BEGIN

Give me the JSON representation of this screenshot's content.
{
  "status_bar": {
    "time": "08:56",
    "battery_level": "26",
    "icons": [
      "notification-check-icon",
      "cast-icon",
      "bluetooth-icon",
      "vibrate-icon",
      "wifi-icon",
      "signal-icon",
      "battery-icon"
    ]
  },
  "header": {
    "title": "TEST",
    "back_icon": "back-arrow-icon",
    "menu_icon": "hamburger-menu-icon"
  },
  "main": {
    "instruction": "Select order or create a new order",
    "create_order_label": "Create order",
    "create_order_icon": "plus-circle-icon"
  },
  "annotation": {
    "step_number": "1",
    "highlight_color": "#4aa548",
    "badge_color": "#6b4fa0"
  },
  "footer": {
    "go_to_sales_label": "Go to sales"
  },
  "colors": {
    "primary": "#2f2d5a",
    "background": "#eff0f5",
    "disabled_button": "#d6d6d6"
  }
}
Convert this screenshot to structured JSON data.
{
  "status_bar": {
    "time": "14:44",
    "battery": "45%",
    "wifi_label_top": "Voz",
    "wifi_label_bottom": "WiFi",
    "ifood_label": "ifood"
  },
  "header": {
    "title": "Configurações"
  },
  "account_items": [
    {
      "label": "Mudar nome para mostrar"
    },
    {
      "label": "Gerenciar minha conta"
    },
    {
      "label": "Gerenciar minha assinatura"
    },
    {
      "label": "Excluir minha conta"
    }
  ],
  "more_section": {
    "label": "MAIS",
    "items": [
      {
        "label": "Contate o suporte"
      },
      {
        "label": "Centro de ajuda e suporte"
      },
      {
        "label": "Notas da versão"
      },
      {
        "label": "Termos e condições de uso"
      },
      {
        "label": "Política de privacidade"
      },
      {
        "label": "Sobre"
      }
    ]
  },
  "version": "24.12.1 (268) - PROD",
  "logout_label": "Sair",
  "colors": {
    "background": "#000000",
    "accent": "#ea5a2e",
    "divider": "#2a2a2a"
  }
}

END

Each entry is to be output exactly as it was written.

__TASK RESULT__:
Give me the JSON representation of this screenshot's content.
{
  "status_bar": {
    "time": "08:56",
    "battery_level": "26",
    "icons": [
      "notification-check-icon",
      "cast-icon",
      "bluetooth-icon",
      "vibrate-icon",
      "wifi-icon",
      "signal-icon",
      "battery-icon"
    ]
  },
  "header": {
    "title": "TEST",
    "back_icon": "back-arrow-icon",
    "menu_icon": "hamburger-menu-icon"
  },
  "main": {
    "instruction": "Select order or create a new order",
    "create_order_label": "Create order",
    "create_order_icon": "plus-circle-icon"
  },
  "annotation": {
    "step_number": "1",
    "highlight_color": "#4aa548",
    "badge_color": "#6b4fa0"
  },
  "footer": {
    "go_to_sales_label": "Go to sales"
  },
  "colors": {
    "primary": "#2f2d5a",
    "background": "#eff0f5",
    "disabled_button": "#d6d6d6"
  }
}
Convert this screenshot to structured JSON data.
{
  "status_bar": {
    "time": "14:44",
    "battery": "45%",
    "wifi_label_top": "Voz",
    "wifi_label_bottom": "WiFi",
    "ifood_label": "ifood"
  },
  "header": {
    "title": "Configurações"
  },
  "account_items": [
    {
      "label": "Mudar nome para mostrar"
    },
    {
      "label": "Gerenciar minha conta"
    },
    {
      "label": "Gerenciar minha assinatura"
    },
    {
      "label": "Excluir minha conta"
    }
  ],
  "more_section": {
    "label": "MAIS",
    "items": [
      {
        "label": "Contate o suporte"
      },
      {
        "label": "Centro de ajuda e suporte"
      },
      {
        "label": "Notas da versão"
      },
      {
        "label": "Termos e condições de uso"
      },
      {
        "label": "Política de privacidade"
      },
      {
        "label": "Sobre"
      }
    ]
  },
  "version": "24.12.1 (268) - PROD",
  "logout_label": "Sair",
  "colors": {
    "background": "#000000",
    "accent": "#ea5a2e",
    "divider": "#2a2a2a"
  }
}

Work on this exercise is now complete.